Activity
Write only how many lines in this data include "https".

Working data
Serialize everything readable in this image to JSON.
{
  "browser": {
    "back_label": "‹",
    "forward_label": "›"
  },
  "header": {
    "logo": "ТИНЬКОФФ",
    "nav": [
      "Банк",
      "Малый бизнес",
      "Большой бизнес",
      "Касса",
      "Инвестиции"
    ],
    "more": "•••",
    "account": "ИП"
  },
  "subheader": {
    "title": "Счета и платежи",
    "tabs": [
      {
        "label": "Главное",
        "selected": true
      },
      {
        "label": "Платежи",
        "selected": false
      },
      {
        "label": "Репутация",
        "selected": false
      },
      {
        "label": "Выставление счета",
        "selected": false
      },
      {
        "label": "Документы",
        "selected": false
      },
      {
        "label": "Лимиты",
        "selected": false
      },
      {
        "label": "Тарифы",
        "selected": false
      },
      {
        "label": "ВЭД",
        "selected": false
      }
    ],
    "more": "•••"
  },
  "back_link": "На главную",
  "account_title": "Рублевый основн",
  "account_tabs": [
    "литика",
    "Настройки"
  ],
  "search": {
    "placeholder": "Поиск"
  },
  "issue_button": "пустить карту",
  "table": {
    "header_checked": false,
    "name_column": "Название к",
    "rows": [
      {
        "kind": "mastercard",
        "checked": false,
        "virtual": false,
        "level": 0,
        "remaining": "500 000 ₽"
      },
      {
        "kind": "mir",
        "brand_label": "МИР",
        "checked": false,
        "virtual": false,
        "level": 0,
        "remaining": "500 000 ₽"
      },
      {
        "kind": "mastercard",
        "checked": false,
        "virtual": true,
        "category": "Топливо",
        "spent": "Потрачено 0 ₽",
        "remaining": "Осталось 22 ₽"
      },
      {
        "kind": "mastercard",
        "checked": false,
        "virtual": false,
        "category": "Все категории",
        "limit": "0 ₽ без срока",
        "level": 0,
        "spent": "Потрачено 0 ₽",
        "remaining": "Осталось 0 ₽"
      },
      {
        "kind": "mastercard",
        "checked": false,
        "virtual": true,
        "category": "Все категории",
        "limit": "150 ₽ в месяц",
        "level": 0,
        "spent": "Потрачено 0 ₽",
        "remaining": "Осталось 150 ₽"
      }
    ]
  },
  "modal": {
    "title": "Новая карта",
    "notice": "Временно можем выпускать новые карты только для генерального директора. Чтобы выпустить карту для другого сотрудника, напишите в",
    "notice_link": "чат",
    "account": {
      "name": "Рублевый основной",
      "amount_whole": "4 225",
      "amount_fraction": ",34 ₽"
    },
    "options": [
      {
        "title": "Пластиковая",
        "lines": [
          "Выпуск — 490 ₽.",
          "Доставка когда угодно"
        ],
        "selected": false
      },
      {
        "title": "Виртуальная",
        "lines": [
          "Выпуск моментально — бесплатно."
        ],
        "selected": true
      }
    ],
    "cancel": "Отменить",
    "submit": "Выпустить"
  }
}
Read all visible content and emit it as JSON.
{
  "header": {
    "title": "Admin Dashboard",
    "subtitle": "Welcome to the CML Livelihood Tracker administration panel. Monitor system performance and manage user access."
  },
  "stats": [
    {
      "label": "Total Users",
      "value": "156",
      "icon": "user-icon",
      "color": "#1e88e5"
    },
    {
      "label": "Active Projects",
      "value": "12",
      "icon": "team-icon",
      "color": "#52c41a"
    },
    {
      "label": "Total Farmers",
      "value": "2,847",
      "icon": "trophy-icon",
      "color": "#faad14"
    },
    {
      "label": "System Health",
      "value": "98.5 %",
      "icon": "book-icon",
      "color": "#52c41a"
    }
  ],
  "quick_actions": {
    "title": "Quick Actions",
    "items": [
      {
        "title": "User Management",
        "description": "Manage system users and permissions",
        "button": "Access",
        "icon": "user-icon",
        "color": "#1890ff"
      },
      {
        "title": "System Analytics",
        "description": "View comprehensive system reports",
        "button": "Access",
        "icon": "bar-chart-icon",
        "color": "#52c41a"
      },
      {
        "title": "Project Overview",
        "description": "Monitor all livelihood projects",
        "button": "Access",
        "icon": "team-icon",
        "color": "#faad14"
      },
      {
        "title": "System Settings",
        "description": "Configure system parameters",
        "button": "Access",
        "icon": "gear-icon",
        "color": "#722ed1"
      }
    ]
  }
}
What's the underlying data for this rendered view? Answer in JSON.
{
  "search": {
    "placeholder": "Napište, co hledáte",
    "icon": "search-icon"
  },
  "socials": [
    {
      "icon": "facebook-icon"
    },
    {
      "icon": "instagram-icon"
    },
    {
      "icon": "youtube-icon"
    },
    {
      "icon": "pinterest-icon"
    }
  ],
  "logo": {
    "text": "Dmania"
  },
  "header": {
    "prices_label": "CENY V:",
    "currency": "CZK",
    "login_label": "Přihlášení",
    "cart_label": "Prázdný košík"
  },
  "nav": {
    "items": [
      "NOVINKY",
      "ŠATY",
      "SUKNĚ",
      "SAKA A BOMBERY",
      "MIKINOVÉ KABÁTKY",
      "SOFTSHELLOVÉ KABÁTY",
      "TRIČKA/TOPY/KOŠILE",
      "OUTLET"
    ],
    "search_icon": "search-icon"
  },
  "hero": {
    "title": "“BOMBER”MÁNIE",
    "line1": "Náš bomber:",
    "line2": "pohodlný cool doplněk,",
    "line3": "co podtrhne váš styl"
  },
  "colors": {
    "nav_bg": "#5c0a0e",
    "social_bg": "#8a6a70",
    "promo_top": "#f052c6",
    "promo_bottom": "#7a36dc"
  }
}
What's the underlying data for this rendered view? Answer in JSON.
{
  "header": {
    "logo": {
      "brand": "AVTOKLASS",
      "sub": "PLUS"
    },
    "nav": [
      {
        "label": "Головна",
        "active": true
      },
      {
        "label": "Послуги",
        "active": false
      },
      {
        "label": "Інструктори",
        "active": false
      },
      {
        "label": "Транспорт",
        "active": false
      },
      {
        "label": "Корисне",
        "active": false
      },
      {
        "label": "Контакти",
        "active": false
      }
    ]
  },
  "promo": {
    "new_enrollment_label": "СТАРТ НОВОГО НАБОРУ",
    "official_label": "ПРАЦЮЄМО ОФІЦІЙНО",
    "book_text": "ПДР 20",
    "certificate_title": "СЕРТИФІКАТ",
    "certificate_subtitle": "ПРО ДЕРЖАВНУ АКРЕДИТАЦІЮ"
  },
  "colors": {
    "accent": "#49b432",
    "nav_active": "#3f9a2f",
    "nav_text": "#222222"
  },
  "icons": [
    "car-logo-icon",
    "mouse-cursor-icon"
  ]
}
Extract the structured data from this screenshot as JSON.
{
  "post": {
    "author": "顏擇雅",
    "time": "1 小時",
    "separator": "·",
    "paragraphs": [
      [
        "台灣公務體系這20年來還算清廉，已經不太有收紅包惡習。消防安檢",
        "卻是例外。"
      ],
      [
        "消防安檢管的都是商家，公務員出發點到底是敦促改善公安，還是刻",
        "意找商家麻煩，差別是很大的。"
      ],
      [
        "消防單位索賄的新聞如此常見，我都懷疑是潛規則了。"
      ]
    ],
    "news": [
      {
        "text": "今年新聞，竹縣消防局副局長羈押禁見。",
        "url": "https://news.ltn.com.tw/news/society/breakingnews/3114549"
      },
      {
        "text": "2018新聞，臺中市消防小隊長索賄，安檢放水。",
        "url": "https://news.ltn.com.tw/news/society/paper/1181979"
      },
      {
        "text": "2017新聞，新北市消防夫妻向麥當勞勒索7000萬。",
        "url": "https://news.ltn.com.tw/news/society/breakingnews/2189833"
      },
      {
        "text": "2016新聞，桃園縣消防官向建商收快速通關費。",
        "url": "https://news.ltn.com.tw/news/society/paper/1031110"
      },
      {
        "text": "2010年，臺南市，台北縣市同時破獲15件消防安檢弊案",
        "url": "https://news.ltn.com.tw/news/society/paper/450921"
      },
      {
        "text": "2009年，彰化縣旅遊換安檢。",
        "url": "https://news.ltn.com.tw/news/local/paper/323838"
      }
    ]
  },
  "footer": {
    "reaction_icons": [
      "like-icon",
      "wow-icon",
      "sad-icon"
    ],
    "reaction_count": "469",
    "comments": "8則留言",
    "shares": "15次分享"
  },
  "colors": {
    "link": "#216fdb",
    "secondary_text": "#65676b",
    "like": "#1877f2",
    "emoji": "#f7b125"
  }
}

Reply to the exercise
6